My handspun looks a little sloppy wound up – an odd-watermelon shape. I slipped it onto a needle and will make a skein with a niddy noddy later. My thoughts on spinning right now are just to do it – even if it’s imperfect with slubs.
So to keep the rhythm, I started spinning some baby alpaca top in colour pacific sand.
Working with fiber. I know what I’m using isn’t raw. It’s combed and grease free and pretty. But the source of the fiber is on my mind. I love that The Yarn Tree lists the source of the fiber on their web site. The Targhee top, for example, comes from a Montana sheep farm. They also have Border Leicester Roving from a sheep farm in Vermont.
Spinning with this alpaca is smooth and delicate. I’ve been developing an obsession for alpaca for many months. I love the handle of alpaca and the way it looks knit up. And another reason to knit with alpaca…check out this post by the Worsted Witch.


spinning 1.1

Yesterday I learned to spin at The Yarn Tree in Brooklyn. Below, Caroline, spinning instructor extraordinaire, showing me how it’s done. Watching Caroline use the drop spindle, I was in awe. Caroline made it look so easy, but I knew right away that a certain amount of coordination was involved – using two hands, a tool, feeding fiber and watching the drafting zone. It looked like some kind of modern dance. I hope I wasn’t too poor a student (my spindle bobbled when I spun it and I kept on letting the twist enter the fiber supply). Experiencing something so different shocked my senses and pushed away the work fog that has accumulated over the past few weeks.
I started with Targhee Top. I learned how to pull out some fibers from the mass of wool, tease them and how to hold them in my hand with the ends out of the way.
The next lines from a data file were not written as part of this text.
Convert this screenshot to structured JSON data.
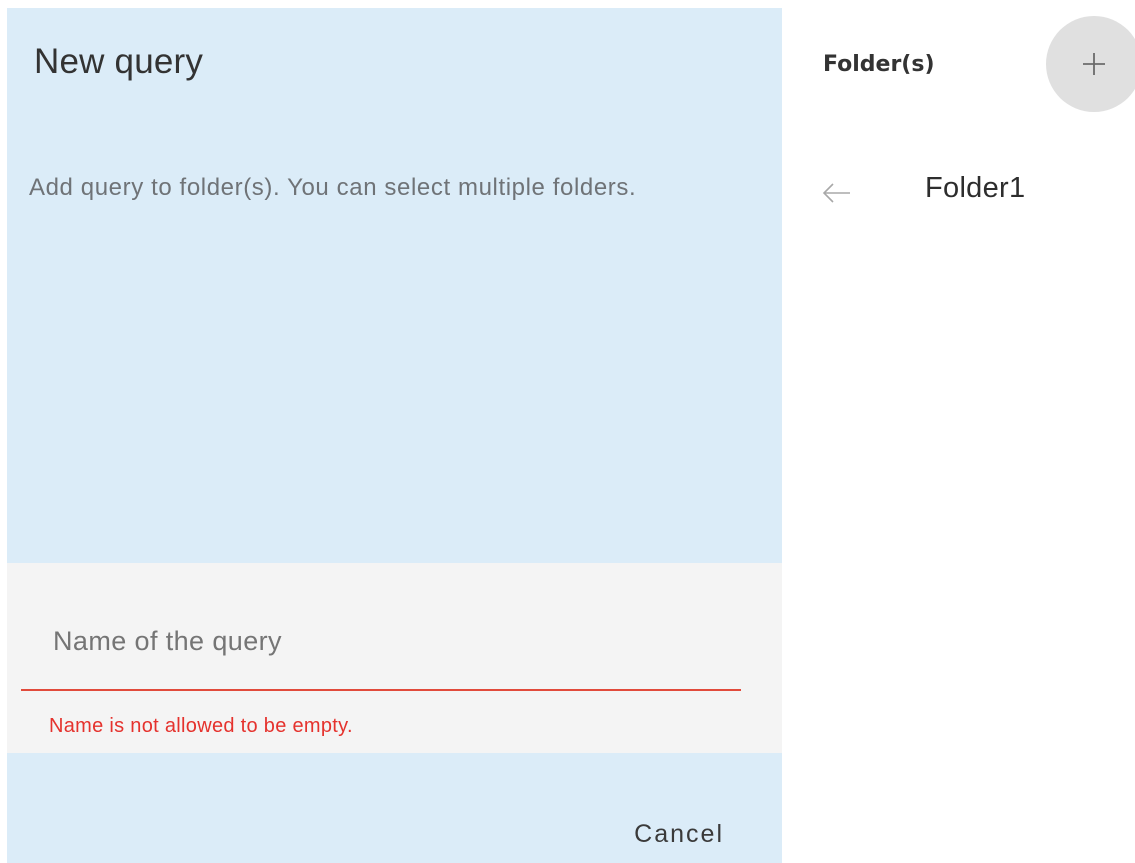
{
  "dialog": {
    "title": "New query",
    "description": "Add query to folder(s). You can select multiple folders.",
    "name_field": {
      "placeholder": "Name of the query",
      "value": "",
      "error": "Name is not allowed to be empty."
    },
    "cancel_label": "Cancel"
  },
  "folders": {
    "header": "Folder(s)",
    "add_icon": "plus-icon",
    "back_icon": "arrow-left-icon",
    "items": [
      {
        "name": "Folder1"
      }
    ]
  },
  "colors": {
    "panel_background": "#dbecf8",
    "field_background": "#f4f4f4",
    "error": "#e5322d",
    "add_button_background": "#e0e0e0"
  }
}
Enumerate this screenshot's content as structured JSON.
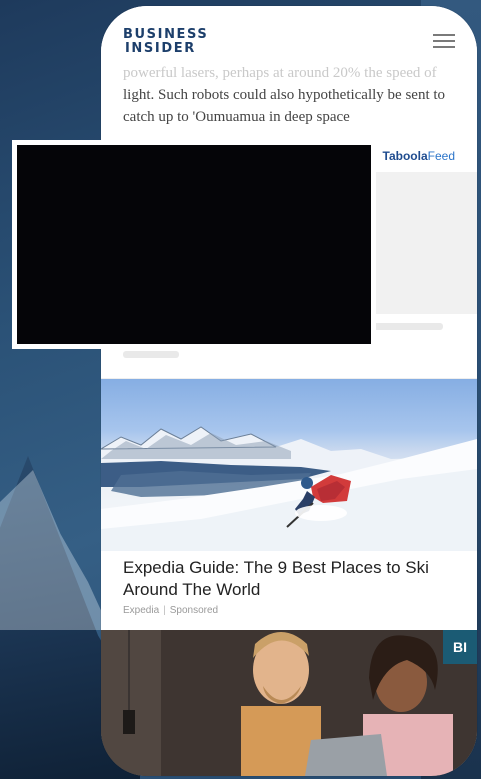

I started by using a small amount of fiber and folding it around my index finger.
I was so excited by the entire endeavor that I completely forgot the fact that the store was having a yarn sale. But I did get lots of fiber so I can practice before the next lesson.
When I got home I sat down at the kitchen table and started spinning. He said, “You haven’t even taken off your jacket!”